Setting out the BBC’s stance ahead of negotiations over the renewal of its Royal Charter in 2016, Lord Hall said: “We’ve always said that the licence fee should be updated to reflect changing times. I welcome the committee’s endorsement of our proposal to make people pay the licence fee even if they only watch catch-up television. The committee has suggested another route to modernising the licence fee – a universal household levy.
Lord Hall says the proposal will ensure that the Corporation retains its global influence
“Both proposals have the same goal in mind: adapting the licence fee for the internet age. I believe we need and we will need what the licence fee – in whatever form – makes happen more than ever. ”
Well, you would say that, wouldn’t you?
But what do the customers want? The consumers..? Remember them?
The Director-General will warn that a BBC forced to reduce the size and scope of its services as it competes against digital platforms offered by the likes of Google, Apple and Netflix would be fatally diminished.
His speech claims: “The BBC is at a crossroads. Down one path lies a BBC reduced in impact and reach in a world of global giants. Damaging the UK’s creative industries. A sleep-walk into decay for the BBC, and Britain diminished as a result. Which means a UK dominated by American taste-makers.
“Down the other path is a strong BBC helping bind the country together at home and championing it abroad. A British creative beacon to the world. Providing a universal service for a universal fee. An internet-first BBC which belongs to everyone.”

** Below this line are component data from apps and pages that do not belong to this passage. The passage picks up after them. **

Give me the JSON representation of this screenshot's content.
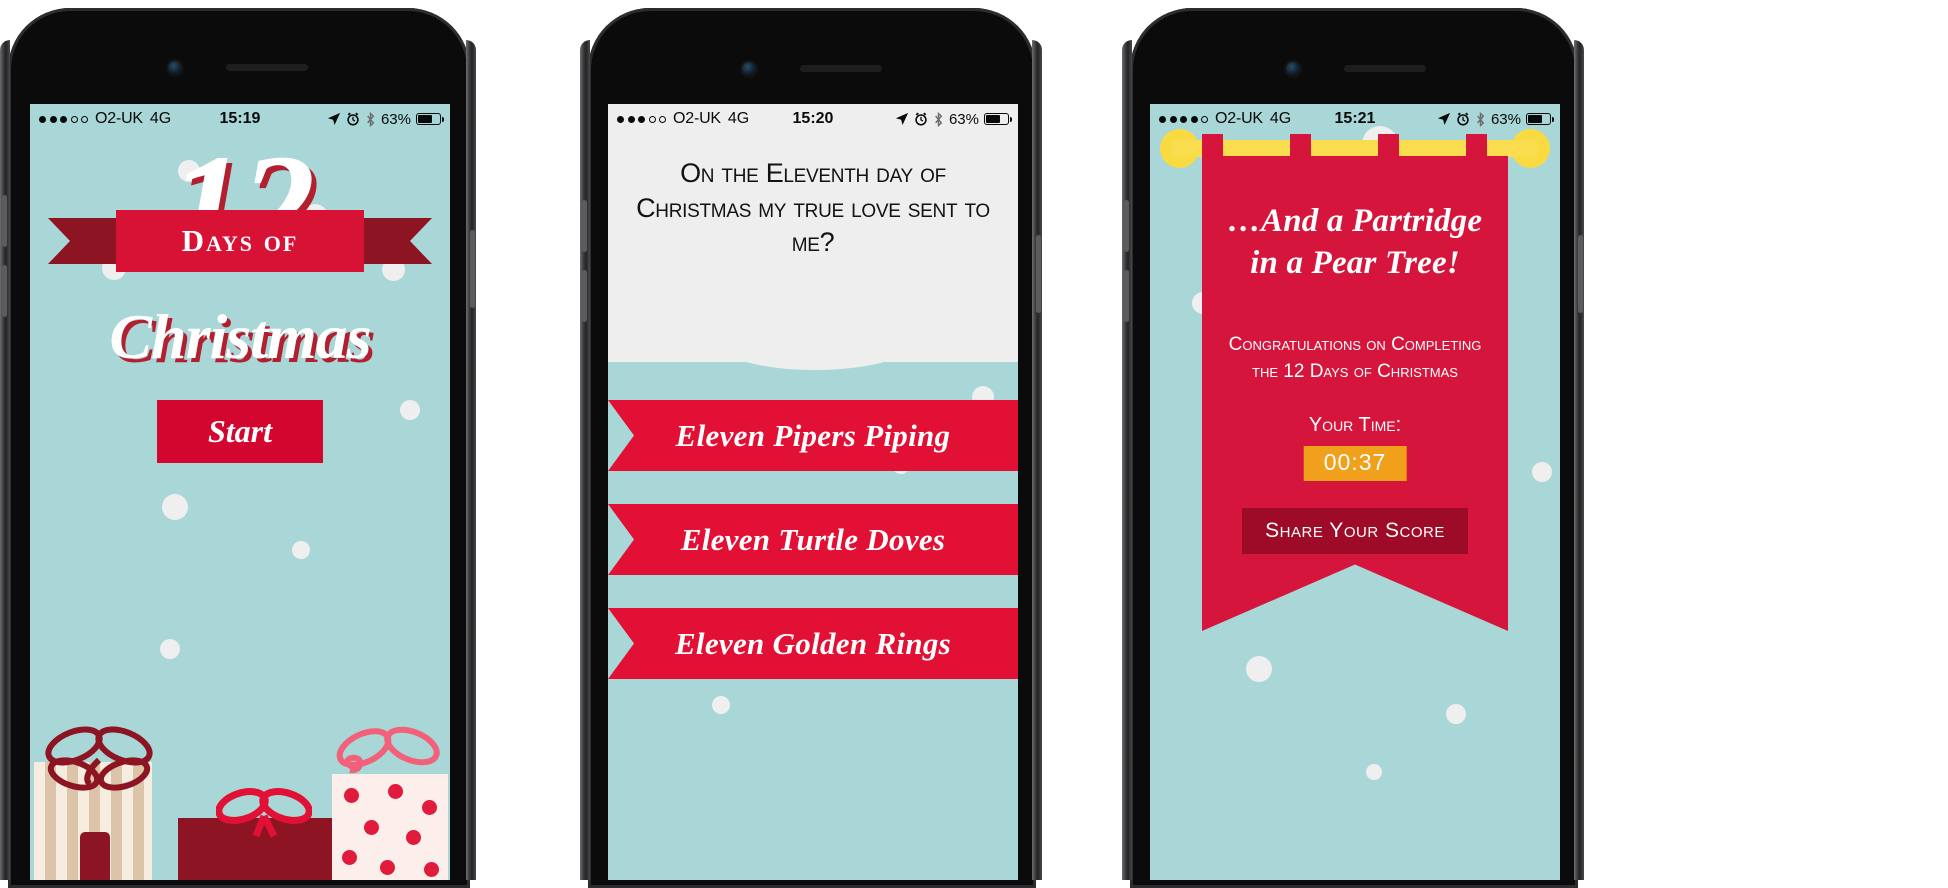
{
  "meta": {
    "theme_teal": "#a9d6d6",
    "theme_red": "#d6153c",
    "theme_dark_red": "#8c1423",
    "theme_yellow": "#f9dd4e",
    "theme_orange": "#f0a01a",
    "theme_offwhite": "#eeeeef"
  },
  "phones": [
    {
      "id": "splash",
      "status_bar": {
        "signal_filled": 3,
        "signal_total": 5,
        "carrier": "O2-UK",
        "network": "4G",
        "time": "15:19",
        "battery_percent": "63%",
        "battery_level": 0.63,
        "icons": [
          "location-arrow-icon",
          "alarm-clock-icon",
          "bluetooth-icon",
          "battery-icon"
        ]
      },
      "logo": {
        "number": "12",
        "ribbon_text": "Days of",
        "script_text": "Christmas"
      },
      "start_button": "Start",
      "decor": {
        "gift_boxes": [
          "striped-gift-box",
          "red-gift-box",
          "polkadot-gift-box"
        ],
        "snow_count": 9
      }
    },
    {
      "id": "question",
      "status_bar": {
        "signal_filled": 3,
        "signal_total": 5,
        "carrier": "O2-UK",
        "network": "4G",
        "time": "15:20",
        "battery_percent": "63%",
        "battery_level": 0.63,
        "icons": [
          "location-arrow-icon",
          "alarm-clock-icon",
          "bluetooth-icon",
          "battery-icon"
        ]
      },
      "question": "On the Eleventh day of Christmas my true love sent to me?",
      "answers": [
        "Eleven Pipers Piping",
        "Eleven Turtle Doves",
        "Eleven Golden Rings"
      ]
    },
    {
      "id": "result",
      "status_bar": {
        "signal_filled": 4,
        "signal_total": 5,
        "carrier": "O2-UK",
        "network": "4G",
        "time": "15:21",
        "battery_percent": "63%",
        "battery_level": 0.63,
        "icons": [
          "location-arrow-icon",
          "alarm-clock-icon",
          "bluetooth-icon",
          "battery-icon"
        ]
      },
      "banner": {
        "title": "…And a Partridge in a Pear Tree!",
        "subtitle": "Congratulations on Completing the 12 Days of Christmas",
        "time_label": "Your Time:",
        "time_value": "00:37",
        "share_button": "Share Your Score"
      }
    }
  ]
}
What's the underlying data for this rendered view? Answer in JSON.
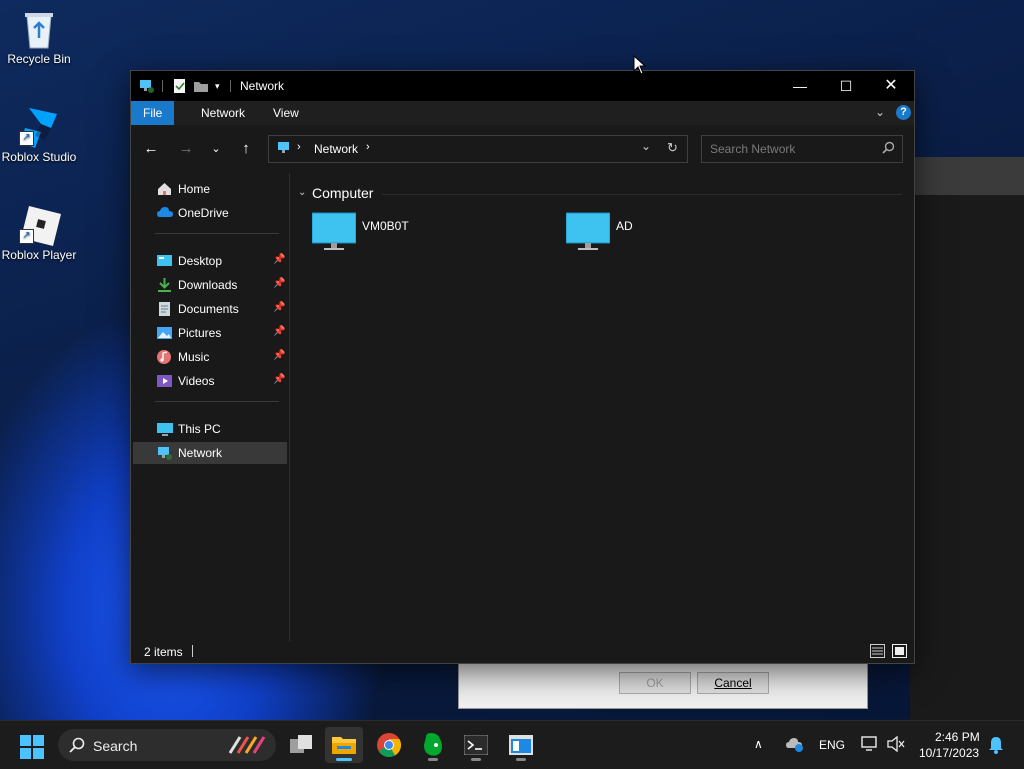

Does it? I thought it belonged mainly to those who want to run down any aspect of ‘Britishness’ in favour of pandering to the elites that comprise their higher echelons of management.
That’s certainly how it acts, anyway.